Among the lines of the records below, count those with the word "text". Reply with that number alone.

• DATA TO EXAMINE:
* * * * *
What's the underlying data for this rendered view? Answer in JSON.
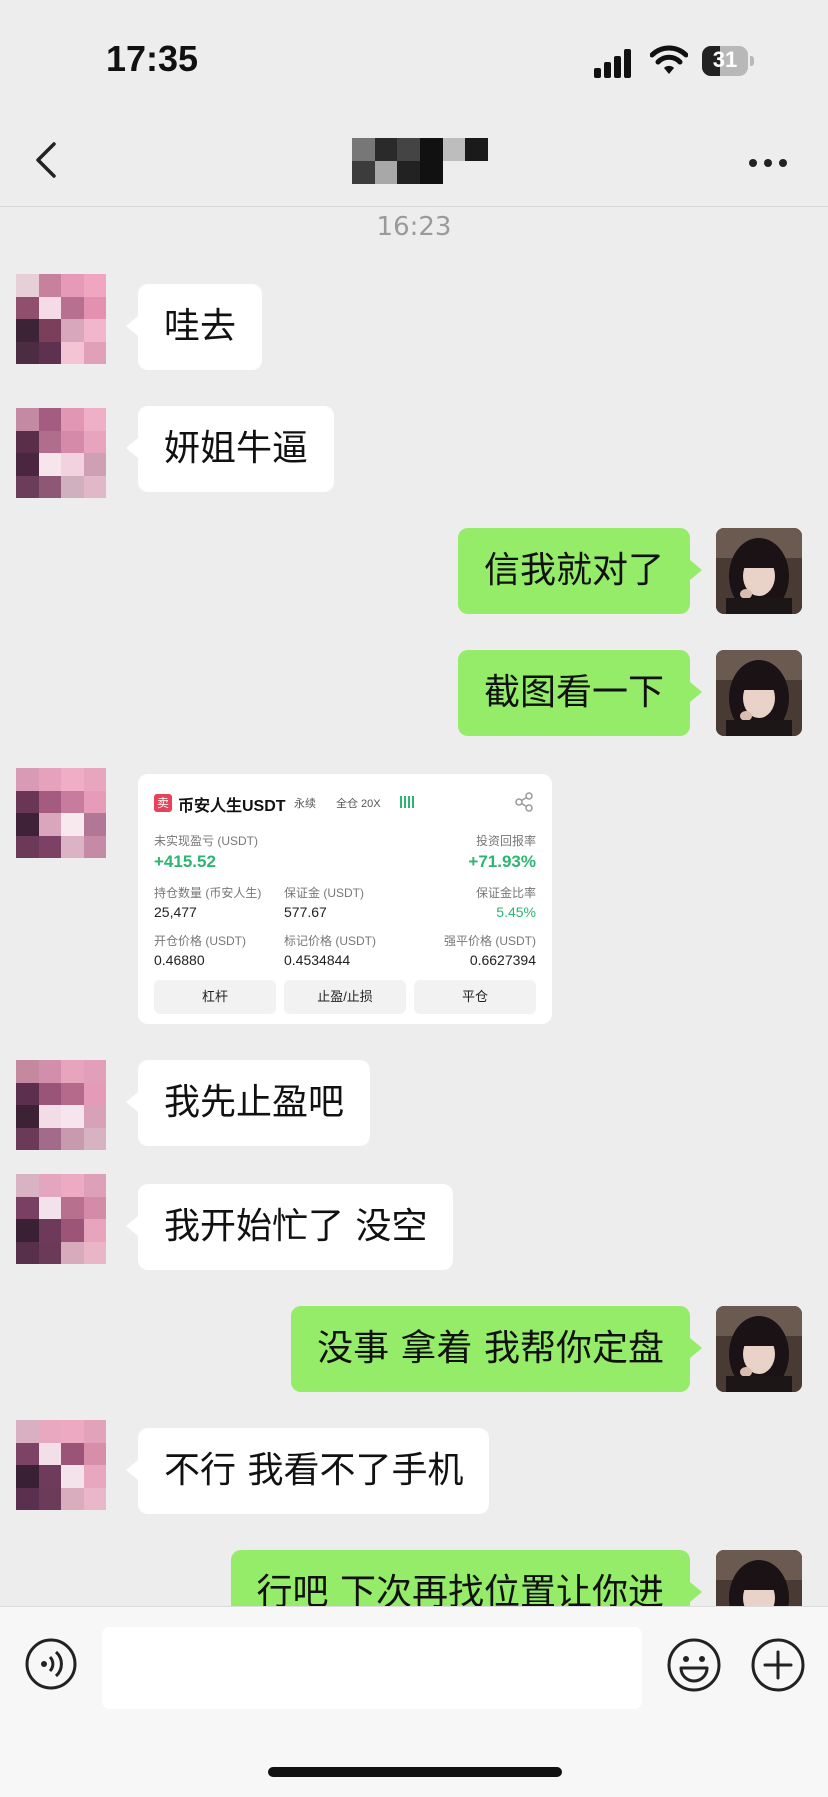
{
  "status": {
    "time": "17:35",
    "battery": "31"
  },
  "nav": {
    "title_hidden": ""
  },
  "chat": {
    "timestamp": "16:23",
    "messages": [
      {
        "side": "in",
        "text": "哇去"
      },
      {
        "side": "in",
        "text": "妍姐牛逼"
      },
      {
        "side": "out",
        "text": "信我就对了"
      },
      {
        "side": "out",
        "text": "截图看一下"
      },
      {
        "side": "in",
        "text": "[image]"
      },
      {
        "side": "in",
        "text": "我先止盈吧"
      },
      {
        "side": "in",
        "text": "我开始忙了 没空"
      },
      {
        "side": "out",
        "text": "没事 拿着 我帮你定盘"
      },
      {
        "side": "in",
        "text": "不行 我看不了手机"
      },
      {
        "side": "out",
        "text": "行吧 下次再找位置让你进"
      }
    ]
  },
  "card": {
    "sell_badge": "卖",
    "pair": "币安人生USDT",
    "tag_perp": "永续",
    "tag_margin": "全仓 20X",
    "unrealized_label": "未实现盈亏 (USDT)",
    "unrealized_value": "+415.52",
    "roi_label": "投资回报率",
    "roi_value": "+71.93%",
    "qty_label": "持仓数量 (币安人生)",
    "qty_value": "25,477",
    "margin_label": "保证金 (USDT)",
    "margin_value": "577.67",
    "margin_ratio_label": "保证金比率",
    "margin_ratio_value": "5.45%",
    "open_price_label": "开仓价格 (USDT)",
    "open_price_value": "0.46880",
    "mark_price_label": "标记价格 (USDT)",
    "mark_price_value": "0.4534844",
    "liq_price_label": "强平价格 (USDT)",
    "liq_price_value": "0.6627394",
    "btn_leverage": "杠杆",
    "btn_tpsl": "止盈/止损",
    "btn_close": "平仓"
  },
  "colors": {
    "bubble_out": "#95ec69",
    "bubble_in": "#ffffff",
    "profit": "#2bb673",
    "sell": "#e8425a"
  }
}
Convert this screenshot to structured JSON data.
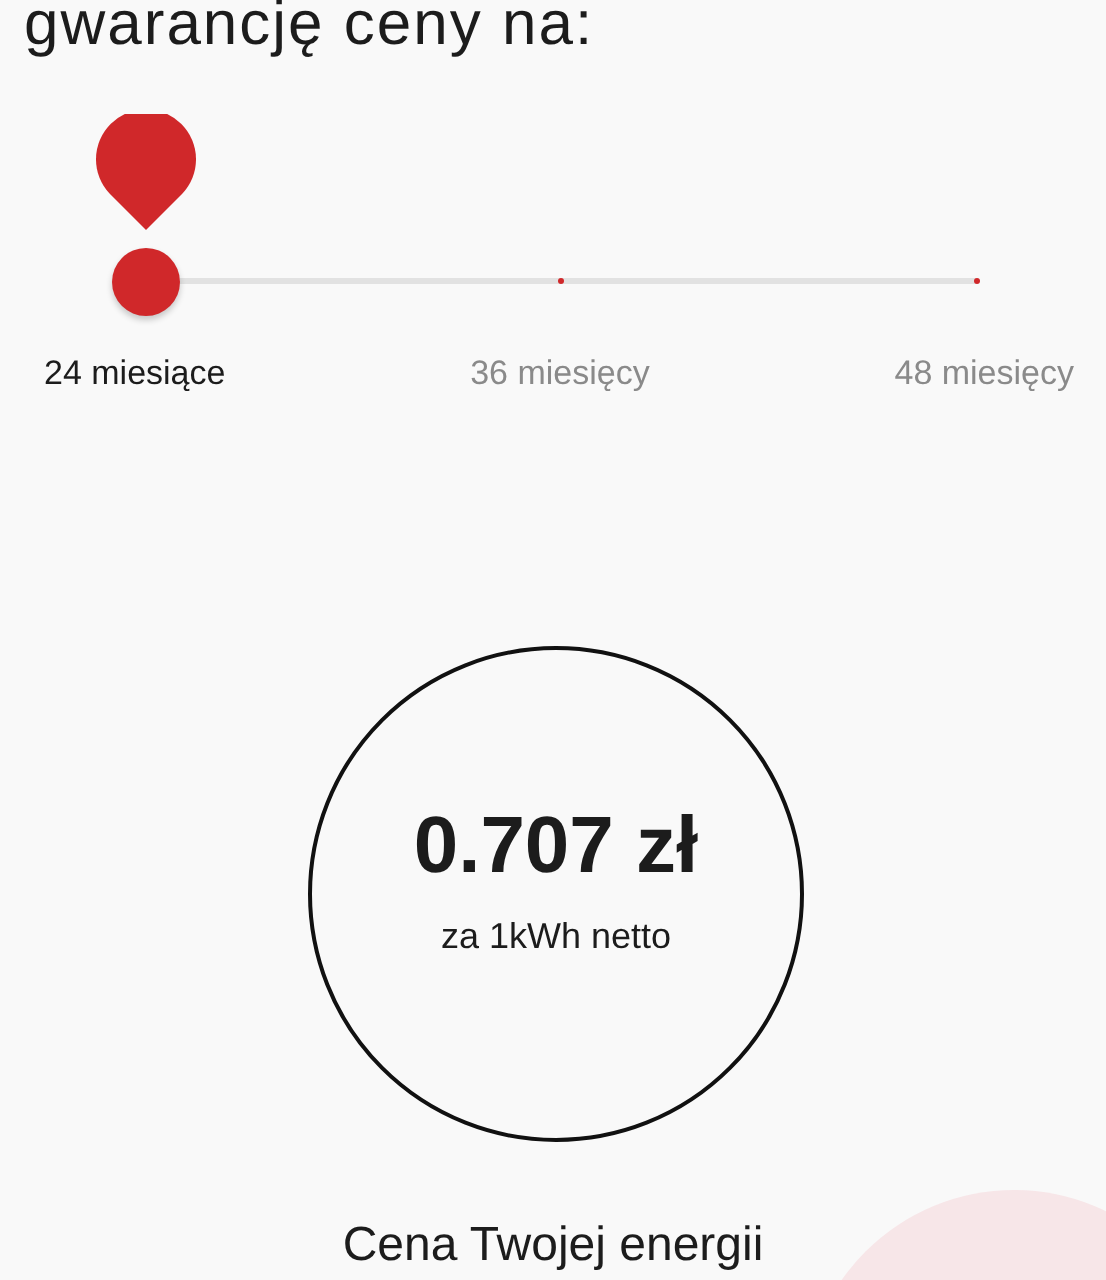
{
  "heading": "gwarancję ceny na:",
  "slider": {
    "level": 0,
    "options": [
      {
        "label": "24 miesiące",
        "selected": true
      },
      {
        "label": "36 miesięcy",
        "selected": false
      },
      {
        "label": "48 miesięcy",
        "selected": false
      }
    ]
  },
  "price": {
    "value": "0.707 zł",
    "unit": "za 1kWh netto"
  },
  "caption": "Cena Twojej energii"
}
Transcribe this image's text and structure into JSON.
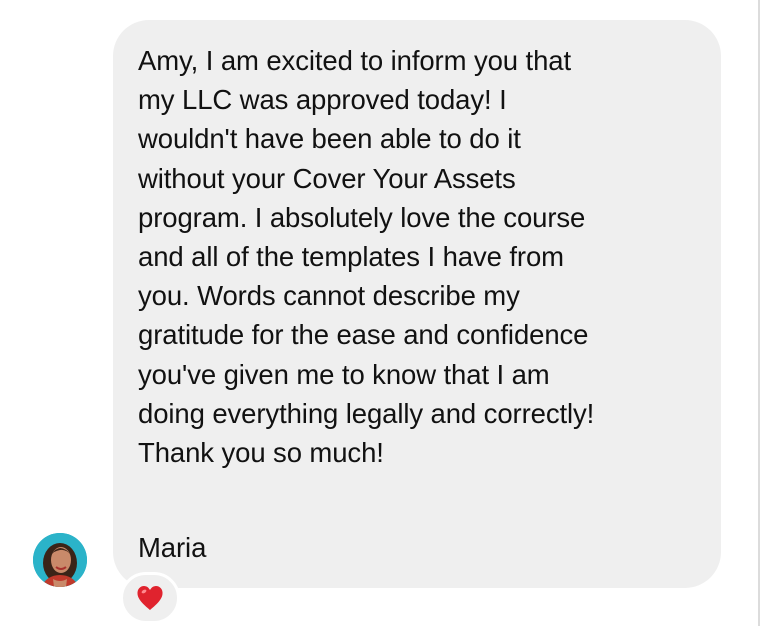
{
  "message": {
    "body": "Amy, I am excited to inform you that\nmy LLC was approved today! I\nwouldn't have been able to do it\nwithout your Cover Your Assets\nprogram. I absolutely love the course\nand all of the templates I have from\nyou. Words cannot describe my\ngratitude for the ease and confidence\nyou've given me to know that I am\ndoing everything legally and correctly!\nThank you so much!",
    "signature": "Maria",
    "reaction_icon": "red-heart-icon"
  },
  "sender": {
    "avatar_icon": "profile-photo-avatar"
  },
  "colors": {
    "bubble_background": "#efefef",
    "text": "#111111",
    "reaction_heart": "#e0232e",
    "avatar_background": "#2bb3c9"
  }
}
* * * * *
• WRITTEN RESPONSE: 12